FAQ 003432 EN-US
Unable to find the answer to your question? Contact us via phone, email, chat, or forum, or send us your question directly through our online form.Submit Individual Question
In RF-/FOUNDATION Pro, the foundation design requires the definition of the corresponding loading (load cases, load combinations, or result combinations) for different design situations (STR, GEO, UPL, or EQU).
- How do I display some results of all load cases in the printout report, but other results of selected load cases only?
- Where do I find the setting to specify the entered structural component as a "wall" or "slab"?
- Is it possible to transfer properties, such as the cross-section, or the surface thickness as well as the material of a surface, of an existing element to a new element?
- I would expect the results from my load combination (CO) set to a linear analysis to equal the summation of the results from my load cases (LC) also set to a linear analysis. Why do the results not match?

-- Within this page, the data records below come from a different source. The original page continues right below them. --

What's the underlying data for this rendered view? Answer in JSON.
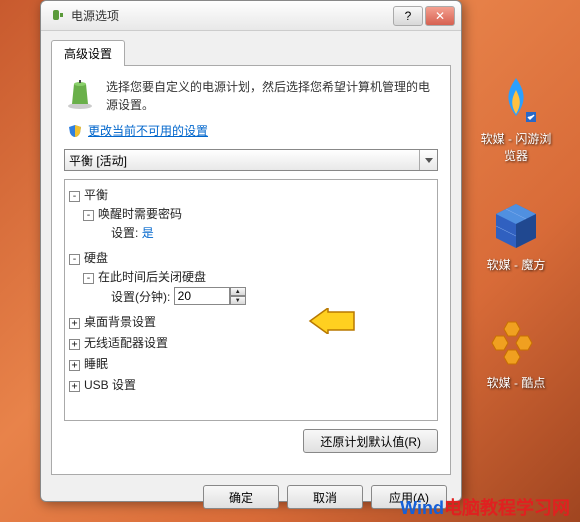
{
  "window": {
    "title": "电源选项"
  },
  "tab": {
    "label": "高级设置"
  },
  "intro": "选择您要自定义的电源计划，然后选择您希望计算机管理的电源设置。",
  "link": "更改当前不可用的设置",
  "plan": {
    "selected": "平衡 [活动]"
  },
  "tree": {
    "balance": "平衡",
    "wake_pw": "唤醒时需要密码",
    "wake_setting_label": "设置:",
    "wake_setting_value": "是",
    "disk": "硬盘",
    "disk_off": "在此时间后关闭硬盘",
    "disk_setting_label": "设置(分钟):",
    "disk_setting_value": "20",
    "desktop_bg": "桌面背景设置",
    "wireless": "无线适配器设置",
    "sleep": "睡眠",
    "usb": "USB 设置"
  },
  "restore_btn": "还原计划默认值(R)",
  "buttons": {
    "ok": "确定",
    "cancel": "取消",
    "apply": "应用(A)"
  },
  "desktop": {
    "icon1": "软媒 - 闪游浏览器",
    "icon2": "软媒 - 魔方",
    "icon3": "软媒 - 酷点"
  },
  "watermark": {
    "a": "Wind",
    "b": "电脑教程学习网"
  }
}
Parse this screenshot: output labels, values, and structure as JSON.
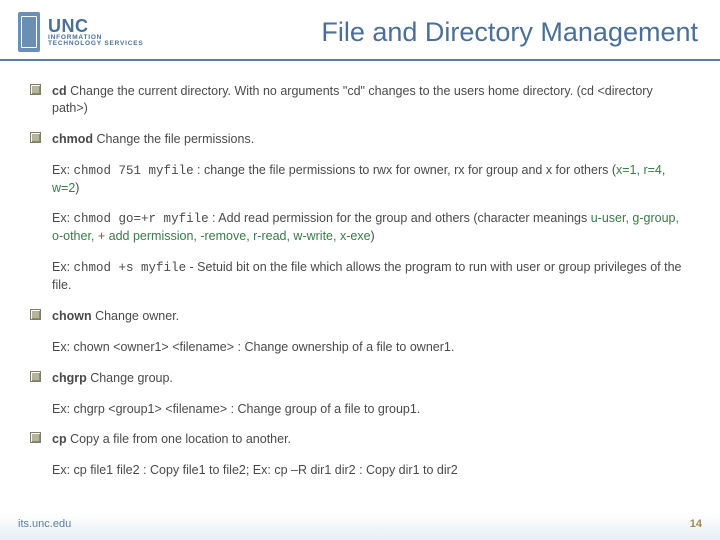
{
  "header": {
    "logo_main": "UNC",
    "logo_line1": "INFORMATION",
    "logo_line2": "TECHNOLOGY SERVICES",
    "title": "File and Directory Management"
  },
  "items": [
    {
      "cmd": "cd",
      "desc": " Change the current directory. With no arguments \"cd\" changes to the users home directory. (cd <directory path>)"
    },
    {
      "cmd": "chmod",
      "desc": " Change the file permissions."
    }
  ],
  "chmod_ex1_pre": "Ex: ",
  "chmod_ex1_mono": "chmod 751 myfile",
  "chmod_ex1_post": " : change the file permissions to rwx for owner, rx for group and x for others (",
  "chmod_ex1_green": "x=1, r=4, w=2",
  "chmod_ex1_close": ")",
  "chmod_ex2_pre": "Ex: ",
  "chmod_ex2_mono": "chmod go=+r myfile",
  "chmod_ex2_post": " : Add read permission for the group and others (character meanings ",
  "chmod_ex2_green": "u-user, g-group, o-other, + add permission, -remove, r-read, w-write, x-exe",
  "chmod_ex2_close": ")",
  "chmod_ex3_pre": "Ex: ",
  "chmod_ex3_mono": "chmod +s myfile",
  "chmod_ex3_post": " - Setuid bit on the file which allows the program to run with user or group privileges of the file.",
  "chown": {
    "cmd": "chown",
    "desc": " Change owner."
  },
  "chown_ex": "Ex: chown <owner1> <filename> : Change ownership of a file to owner1.",
  "chgrp": {
    "cmd": "chgrp",
    "desc": " Change group."
  },
  "chgrp_ex": "Ex: chgrp <group1> <filename> : Change group of a file to group1.",
  "cp": {
    "cmd": "cp",
    "desc": " Copy a file from one location to another."
  },
  "cp_ex": "Ex: cp file1 file2 : Copy file1 to file2;     Ex: cp –R dir1 dir2 : Copy dir1 to dir2",
  "footer": {
    "url": "its.unc.edu",
    "page": "14"
  }
}
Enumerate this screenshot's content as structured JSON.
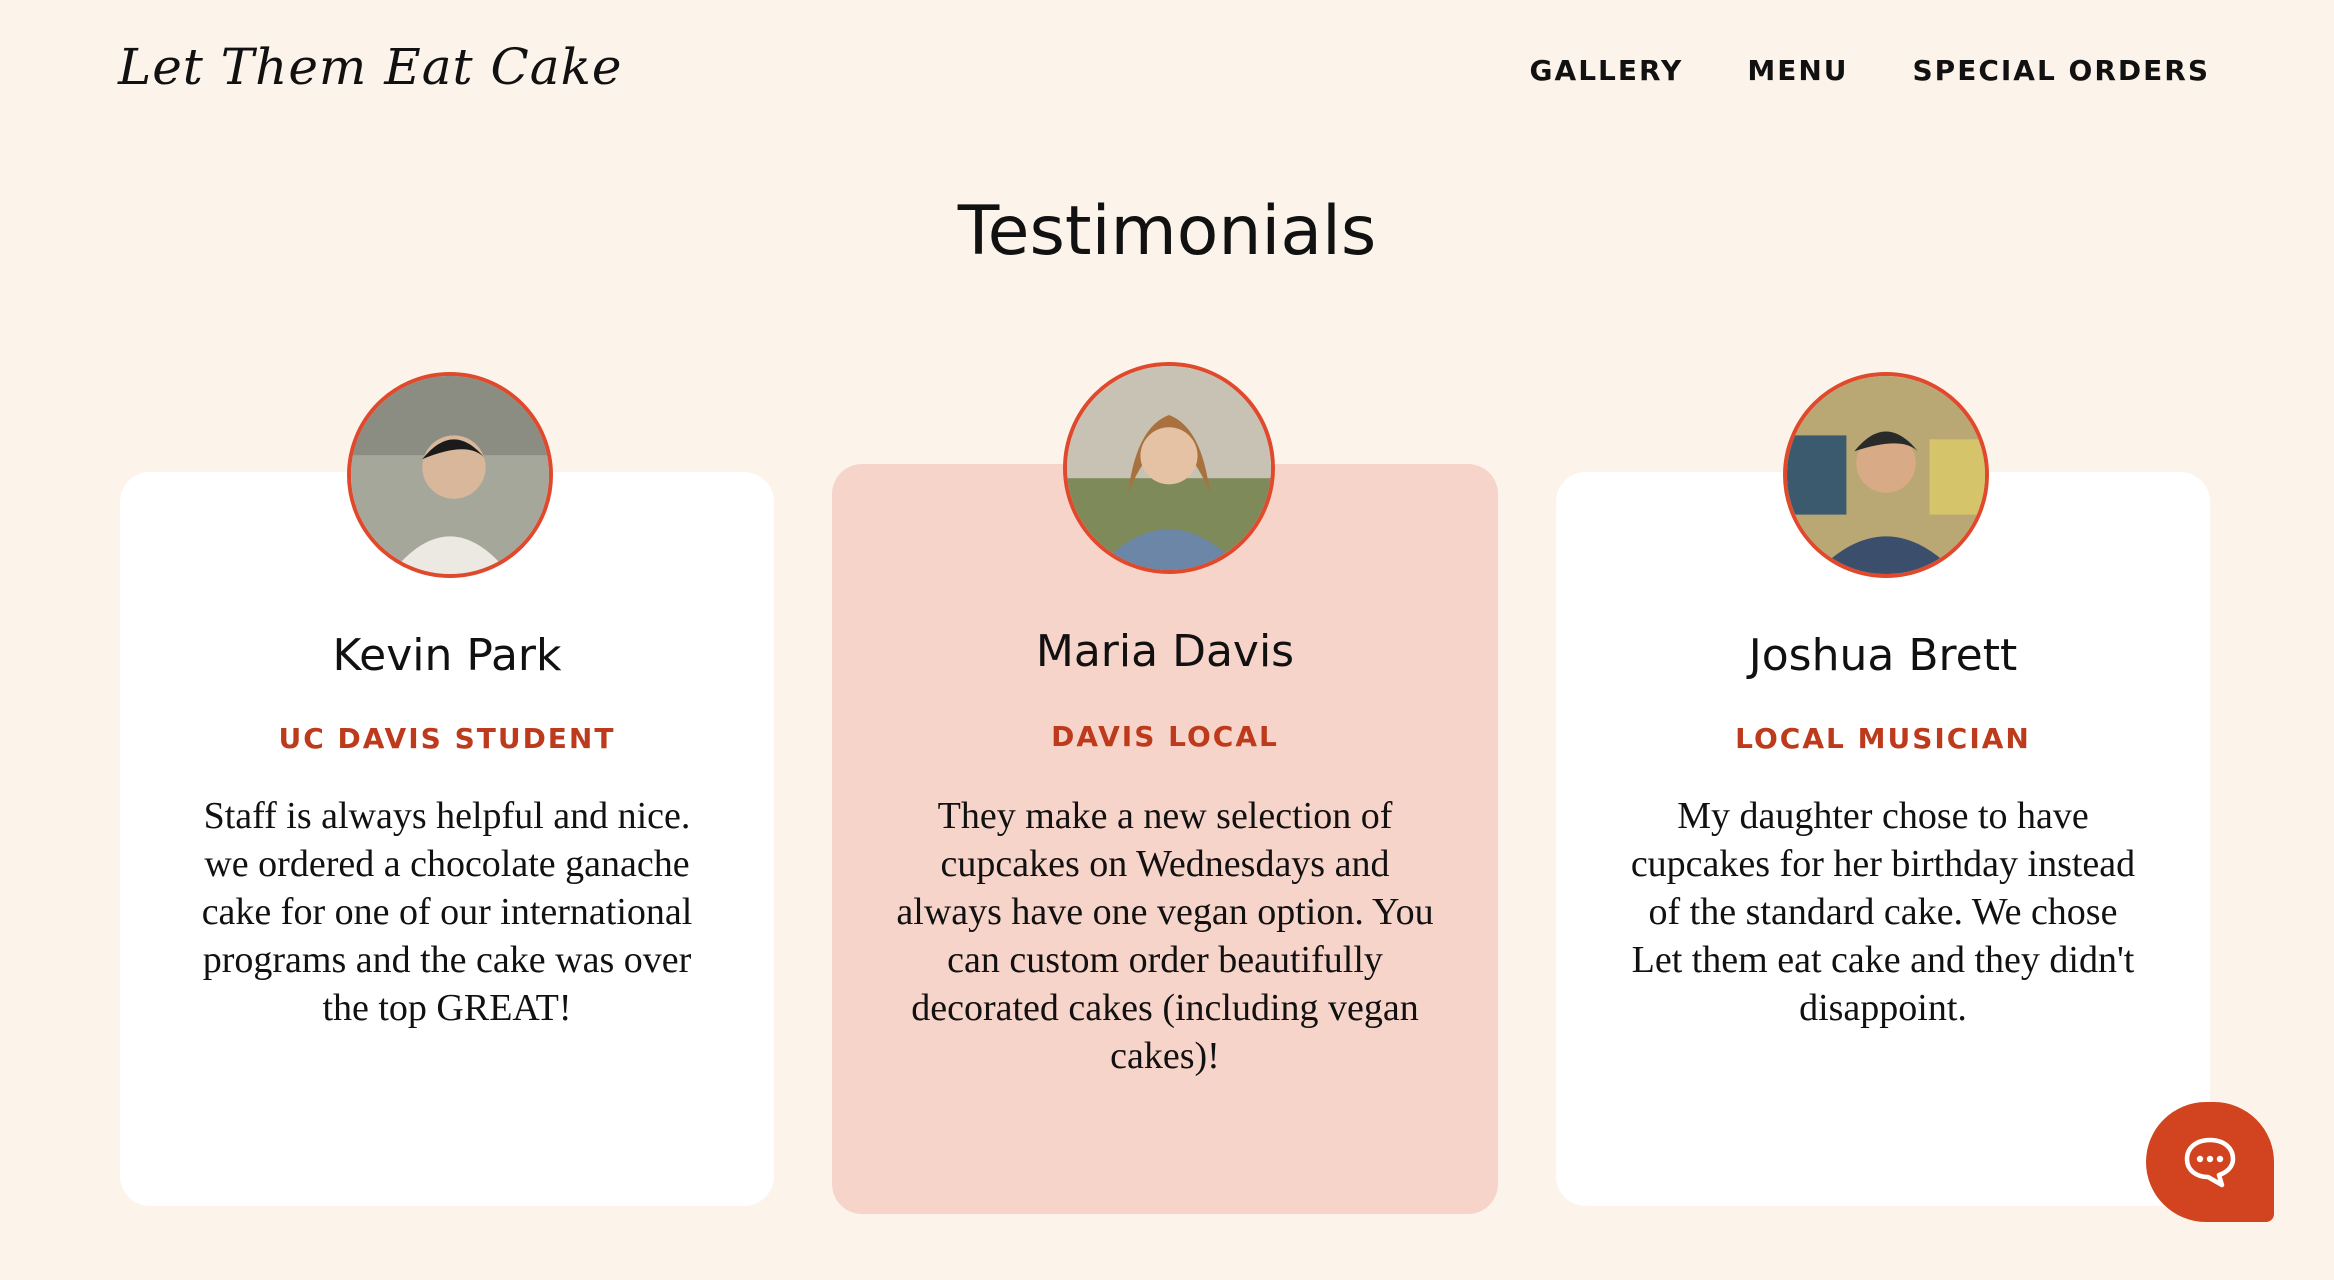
{
  "header": {
    "logo": "Let Them Eat Cake",
    "nav": [
      "GALLERY",
      "MENU",
      "SPECIAL ORDERS"
    ]
  },
  "section": {
    "title": "Testimonials"
  },
  "testimonials": [
    {
      "name": "Kevin Park",
      "role": "UC DAVIS STUDENT",
      "quote": "Staff is always helpful and nice. we ordered a chocolate ganache cake for one of our international programs and the cake was over the top GREAT!"
    },
    {
      "name": "Maria Davis",
      "role": "DAVIS LOCAL",
      "quote": "They make a new selection of cupcakes on Wednesdays and always have one vegan option. You can custom order beautifully decorated cakes (including vegan cakes)!"
    },
    {
      "name": "Joshua Brett",
      "role": "LOCAL MUSICIAN",
      "quote": "My daughter chose to have cupcakes for her birthday instead of the standard cake. We chose Let them eat cake and they didn't disappoint."
    }
  ],
  "icons": {
    "chat": "chat-bubble-icon"
  },
  "colors": {
    "background": "#fcf4ea",
    "accent": "#d2441f",
    "role_text": "#bd3a1c",
    "featured_card": "#f7d4ca"
  }
}
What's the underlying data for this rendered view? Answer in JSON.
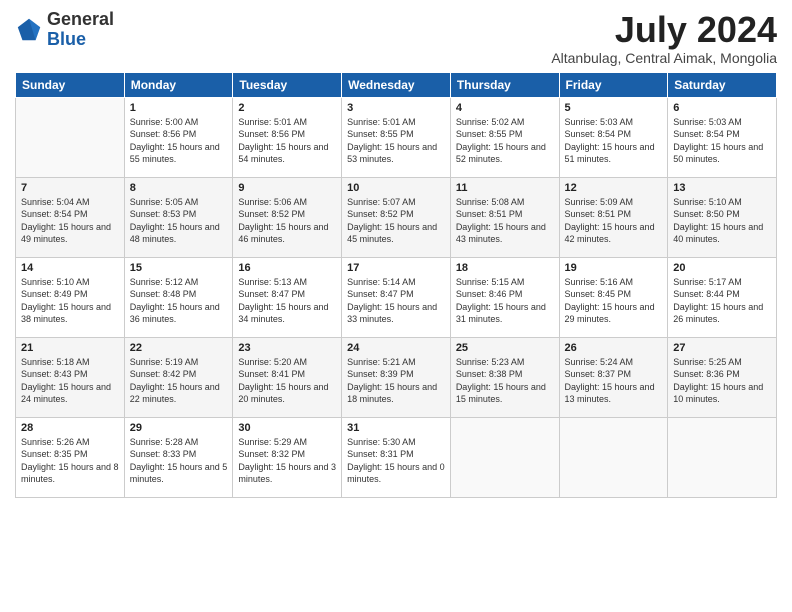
{
  "logo": {
    "general": "General",
    "blue": "Blue"
  },
  "header": {
    "month_year": "July 2024",
    "location": "Altanbulag, Central Aimak, Mongolia"
  },
  "weekdays": [
    "Sunday",
    "Monday",
    "Tuesday",
    "Wednesday",
    "Thursday",
    "Friday",
    "Saturday"
  ],
  "rows": [
    [
      {
        "day": "",
        "sunrise": "",
        "sunset": "",
        "daylight": ""
      },
      {
        "day": "1",
        "sunrise": "Sunrise: 5:00 AM",
        "sunset": "Sunset: 8:56 PM",
        "daylight": "Daylight: 15 hours and 55 minutes."
      },
      {
        "day": "2",
        "sunrise": "Sunrise: 5:01 AM",
        "sunset": "Sunset: 8:56 PM",
        "daylight": "Daylight: 15 hours and 54 minutes."
      },
      {
        "day": "3",
        "sunrise": "Sunrise: 5:01 AM",
        "sunset": "Sunset: 8:55 PM",
        "daylight": "Daylight: 15 hours and 53 minutes."
      },
      {
        "day": "4",
        "sunrise": "Sunrise: 5:02 AM",
        "sunset": "Sunset: 8:55 PM",
        "daylight": "Daylight: 15 hours and 52 minutes."
      },
      {
        "day": "5",
        "sunrise": "Sunrise: 5:03 AM",
        "sunset": "Sunset: 8:54 PM",
        "daylight": "Daylight: 15 hours and 51 minutes."
      },
      {
        "day": "6",
        "sunrise": "Sunrise: 5:03 AM",
        "sunset": "Sunset: 8:54 PM",
        "daylight": "Daylight: 15 hours and 50 minutes."
      }
    ],
    [
      {
        "day": "7",
        "sunrise": "Sunrise: 5:04 AM",
        "sunset": "Sunset: 8:54 PM",
        "daylight": "Daylight: 15 hours and 49 minutes."
      },
      {
        "day": "8",
        "sunrise": "Sunrise: 5:05 AM",
        "sunset": "Sunset: 8:53 PM",
        "daylight": "Daylight: 15 hours and 48 minutes."
      },
      {
        "day": "9",
        "sunrise": "Sunrise: 5:06 AM",
        "sunset": "Sunset: 8:52 PM",
        "daylight": "Daylight: 15 hours and 46 minutes."
      },
      {
        "day": "10",
        "sunrise": "Sunrise: 5:07 AM",
        "sunset": "Sunset: 8:52 PM",
        "daylight": "Daylight: 15 hours and 45 minutes."
      },
      {
        "day": "11",
        "sunrise": "Sunrise: 5:08 AM",
        "sunset": "Sunset: 8:51 PM",
        "daylight": "Daylight: 15 hours and 43 minutes."
      },
      {
        "day": "12",
        "sunrise": "Sunrise: 5:09 AM",
        "sunset": "Sunset: 8:51 PM",
        "daylight": "Daylight: 15 hours and 42 minutes."
      },
      {
        "day": "13",
        "sunrise": "Sunrise: 5:10 AM",
        "sunset": "Sunset: 8:50 PM",
        "daylight": "Daylight: 15 hours and 40 minutes."
      }
    ],
    [
      {
        "day": "14",
        "sunrise": "Sunrise: 5:10 AM",
        "sunset": "Sunset: 8:49 PM",
        "daylight": "Daylight: 15 hours and 38 minutes."
      },
      {
        "day": "15",
        "sunrise": "Sunrise: 5:12 AM",
        "sunset": "Sunset: 8:48 PM",
        "daylight": "Daylight: 15 hours and 36 minutes."
      },
      {
        "day": "16",
        "sunrise": "Sunrise: 5:13 AM",
        "sunset": "Sunset: 8:47 PM",
        "daylight": "Daylight: 15 hours and 34 minutes."
      },
      {
        "day": "17",
        "sunrise": "Sunrise: 5:14 AM",
        "sunset": "Sunset: 8:47 PM",
        "daylight": "Daylight: 15 hours and 33 minutes."
      },
      {
        "day": "18",
        "sunrise": "Sunrise: 5:15 AM",
        "sunset": "Sunset: 8:46 PM",
        "daylight": "Daylight: 15 hours and 31 minutes."
      },
      {
        "day": "19",
        "sunrise": "Sunrise: 5:16 AM",
        "sunset": "Sunset: 8:45 PM",
        "daylight": "Daylight: 15 hours and 29 minutes."
      },
      {
        "day": "20",
        "sunrise": "Sunrise: 5:17 AM",
        "sunset": "Sunset: 8:44 PM",
        "daylight": "Daylight: 15 hours and 26 minutes."
      }
    ],
    [
      {
        "day": "21",
        "sunrise": "Sunrise: 5:18 AM",
        "sunset": "Sunset: 8:43 PM",
        "daylight": "Daylight: 15 hours and 24 minutes."
      },
      {
        "day": "22",
        "sunrise": "Sunrise: 5:19 AM",
        "sunset": "Sunset: 8:42 PM",
        "daylight": "Daylight: 15 hours and 22 minutes."
      },
      {
        "day": "23",
        "sunrise": "Sunrise: 5:20 AM",
        "sunset": "Sunset: 8:41 PM",
        "daylight": "Daylight: 15 hours and 20 minutes."
      },
      {
        "day": "24",
        "sunrise": "Sunrise: 5:21 AM",
        "sunset": "Sunset: 8:39 PM",
        "daylight": "Daylight: 15 hours and 18 minutes."
      },
      {
        "day": "25",
        "sunrise": "Sunrise: 5:23 AM",
        "sunset": "Sunset: 8:38 PM",
        "daylight": "Daylight: 15 hours and 15 minutes."
      },
      {
        "day": "26",
        "sunrise": "Sunrise: 5:24 AM",
        "sunset": "Sunset: 8:37 PM",
        "daylight": "Daylight: 15 hours and 13 minutes."
      },
      {
        "day": "27",
        "sunrise": "Sunrise: 5:25 AM",
        "sunset": "Sunset: 8:36 PM",
        "daylight": "Daylight: 15 hours and 10 minutes."
      }
    ],
    [
      {
        "day": "28",
        "sunrise": "Sunrise: 5:26 AM",
        "sunset": "Sunset: 8:35 PM",
        "daylight": "Daylight: 15 hours and 8 minutes."
      },
      {
        "day": "29",
        "sunrise": "Sunrise: 5:28 AM",
        "sunset": "Sunset: 8:33 PM",
        "daylight": "Daylight: 15 hours and 5 minutes."
      },
      {
        "day": "30",
        "sunrise": "Sunrise: 5:29 AM",
        "sunset": "Sunset: 8:32 PM",
        "daylight": "Daylight: 15 hours and 3 minutes."
      },
      {
        "day": "31",
        "sunrise": "Sunrise: 5:30 AM",
        "sunset": "Sunset: 8:31 PM",
        "daylight": "Daylight: 15 hours and 0 minutes."
      },
      {
        "day": "",
        "sunrise": "",
        "sunset": "",
        "daylight": ""
      },
      {
        "day": "",
        "sunrise": "",
        "sunset": "",
        "daylight": ""
      },
      {
        "day": "",
        "sunrise": "",
        "sunset": "",
        "daylight": ""
      }
    ]
  ]
}
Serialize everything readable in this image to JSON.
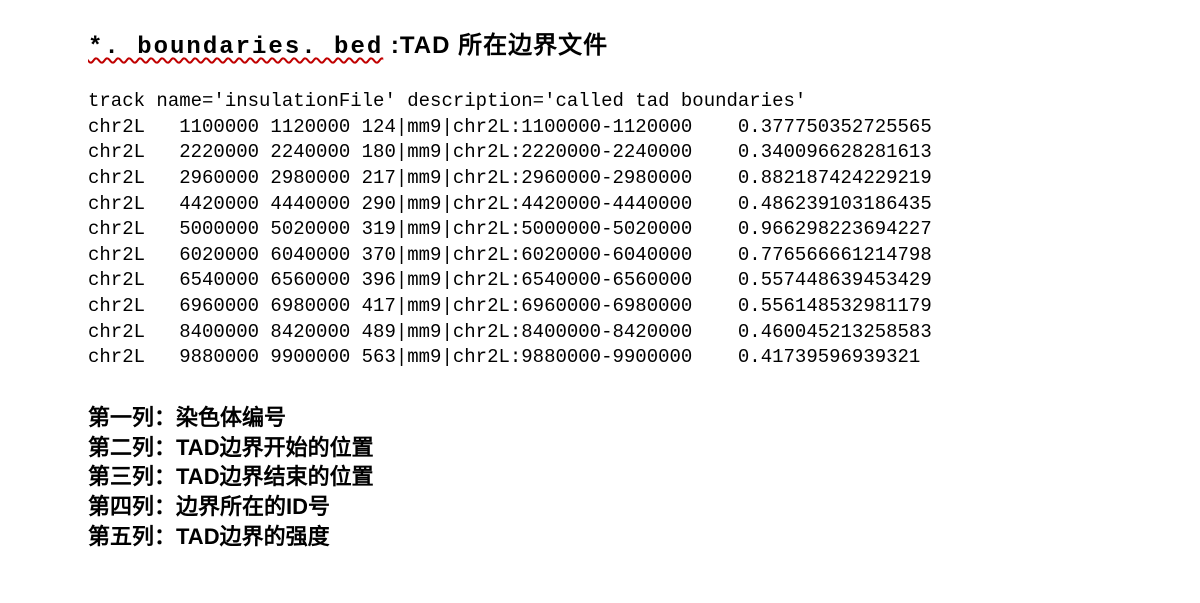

- A rigid member should only be able to absorb tensile forces or compressive forces. What are the options for considering these nonlinearities in the calculation?
- How do I display the nodal displacements graphically?
- How does the activation of the precamber imperfection work?
- Are the models and presentations from Info Day 2020 freely available, and can you send them to me?
- Why do I obtain great differences in results for both the deformation and the bending moments when applying inclination using imperfection to a single member and an articulated set of members with the same total length?
- Are the models and presentations from Info Day 2017 freely available, and can you send them to me?
Structural engineering software for finite element analysis (FEA) of planar and spatial structural systems consisting of plates, walls, shells, members (beams), solids and contact elements
The structural engineering software for design of frame, beam and truss structures, performing linear and nonlinear calculations of internal forces, deformations, and support reactions